You guys were playing so many shows back in 2009 — at least one or two a week it seemed — and then that stopped, somewhat suddenly. What was the reason for the hiatus?
2009 was bananas! It was hard to keep up with life when almost every night of your week is gobbled up by music. It started to feel like something we had to do rather than wanted to do, and with members moving and others pursuing other projects, we felt early 2010 was the right time to take a break, regroup, and get excited about it all again.
Did you always plan to be up and running again by this summer or did the timing just feel right?
A bit of both. We continued playing and writing and even did some recording during the year that we decided to lay low, waiting for that "itch" to return, and, sure enough, by fall of 2010, we had found Max Tucker (of Dinowalrus and Patrick Cleandenim) as a new drummer and started relearning some of the old jams while writing new ones together.
What would you say is the biggest change between pow wow! in 2009 and pow wow! in 2011? Still rocking the uncapitalized "p" I see...
The biggest change between the pow wow! of old and who we are now is that we've become a family. Being in a band is a whole lot more fun when you can take it easy, and you're not saying yes to just anything that's thrown at you. I think any band that can make it through almost 100 NYC shows in a year's time without wanting to kill each other will naturally mature and evolve as a unit. We've become a bit more focused and a bit less spaced-out, if you catch my drift. And, yes, we're still rocking the lowercase "p" although we briefly considered changing our name to Hot Hams.
How did you go about recruiting new members?
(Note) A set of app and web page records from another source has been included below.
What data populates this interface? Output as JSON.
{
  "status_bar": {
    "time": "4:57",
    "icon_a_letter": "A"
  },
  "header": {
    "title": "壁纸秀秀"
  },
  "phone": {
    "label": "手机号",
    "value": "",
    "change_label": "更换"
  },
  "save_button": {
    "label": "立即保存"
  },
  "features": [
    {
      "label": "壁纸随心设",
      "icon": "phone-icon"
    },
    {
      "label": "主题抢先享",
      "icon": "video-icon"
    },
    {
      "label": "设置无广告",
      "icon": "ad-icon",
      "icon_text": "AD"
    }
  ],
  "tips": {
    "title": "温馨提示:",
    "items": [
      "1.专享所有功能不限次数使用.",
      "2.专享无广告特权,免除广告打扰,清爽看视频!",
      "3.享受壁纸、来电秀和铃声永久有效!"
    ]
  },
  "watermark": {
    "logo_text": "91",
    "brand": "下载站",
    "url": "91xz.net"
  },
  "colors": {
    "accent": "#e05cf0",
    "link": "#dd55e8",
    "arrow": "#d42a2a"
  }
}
We started out by trying to have an Eddie and Jeff look-alike contest to turn pow wow! into more of a Jackson 5 kind of affair, which, sad to say, failed miserably. Then we caught wind of this little website called OkCupid that everyone seemed to raving about, so we put feelers out for prospective members, but, in the end, had our mailbox full of messages from balding lawyers and doctors who live on the Upper West Side and obviously had a thing for Asians... um, not quite what we were looking for. As for our newest members, we serendipitously met Amanda at the Cake Shop's four-year anniversary show and first caught wind of her chops as a guitarist in her old band Adolescence and her current band Crazy Pills. Max (who will sadly be leaving us after our Sound Bites show as part the River to River Festival), we met through mutual friends in other bands.
I remember you mentioning that a few well-respected New York-based labels had reached out to you guys after the “8 Bands You Need to Hear” issue hit the streets back in '09. Would you feel comfortable elaborating on that or talking a little bit about what ended up happening?
Haha. Obviously nothing ended up happening! We were a young group with a sound that ran the gamut. We weren't ready for an LP. Frenchkiss Records and Gigantic both showed interest, which was a shock. But the funniest was when we found a message in our inbox from "the office of Seymour Stein." We wondered if Sire had even ever heard our music and, if so, what could they possibly want to do with us? It's too bad though, Jeff was really hoping we would go on tour with Paramore.
Just checked to see how your Kickstarter campaign to raise money for the LP is going. Is the album all ready to go come that September 1 deadline, or are you guys still working on writing and recording?
The album is not yet done. We're still working on it and are a little over half done with pre-production stuff. There's going to be a changing of the guard behind the drum kit, with our newest member, Patrick Brennan, in line to inherit the throne. We want our album to reflect this change, so we're definitely going to have to re-record a number of tracks that we thought were on their way to being done. He's a talented lad who hits hard and brings some great energy to the group. He will debut with us at Cake Shop, along with Crazy Pills, Weird Children and El Jezel, on September 3.
Will the LP consist of mostly new material or songs culled together from past singles and EPs? Any particular influences at play during the writing/recording process?
It's a combination of both, but mostly new material. The kitchen recordings of 2009 were a gas, but we hoped for something a bit more, do I dare say, "hi-fi" when it came to making the debut LP. It's hard to pinpoint references 'cause we've still mostly got old 50s and 60s records playing on the table, so combine the best efforts of Alex Chilton (God bless his soul), Lou Reed, Jay Spaceman, Stephen Malkmus and Robyn Hitchcock, with the raving bass of Stax and Motown soul and punky drums not too dissimilar from The Television Personalities, and you've got a couple of the ingredients we have stewing in the pot.
Do you have an album title yet?
What are you thoughts on titling it Honey, I Love You to Death, but You Look Like a Fucking Asshole? (We were also thinking of possibly calling it Greatest Hits.)
You’ve got a band made up of brothers, girlfriends, boyfriends, friends… does having so many integrated personal relationships ever cause problems?
No! Never... How could it? When we're not playing or recording, we actually fill our time by dancing in unison, playing laser tag, strumming harps, smoking watermelon flavored schwag out of hookahs, and laying listlessly on marshmallow clouds while feeding each other rainbows, while all four of our cuddly cats are present.
I heard your Dad was in the audience at one of your Northside shows this year on Father’s Day. What's the best advice he's ever given you?
"Use your brain."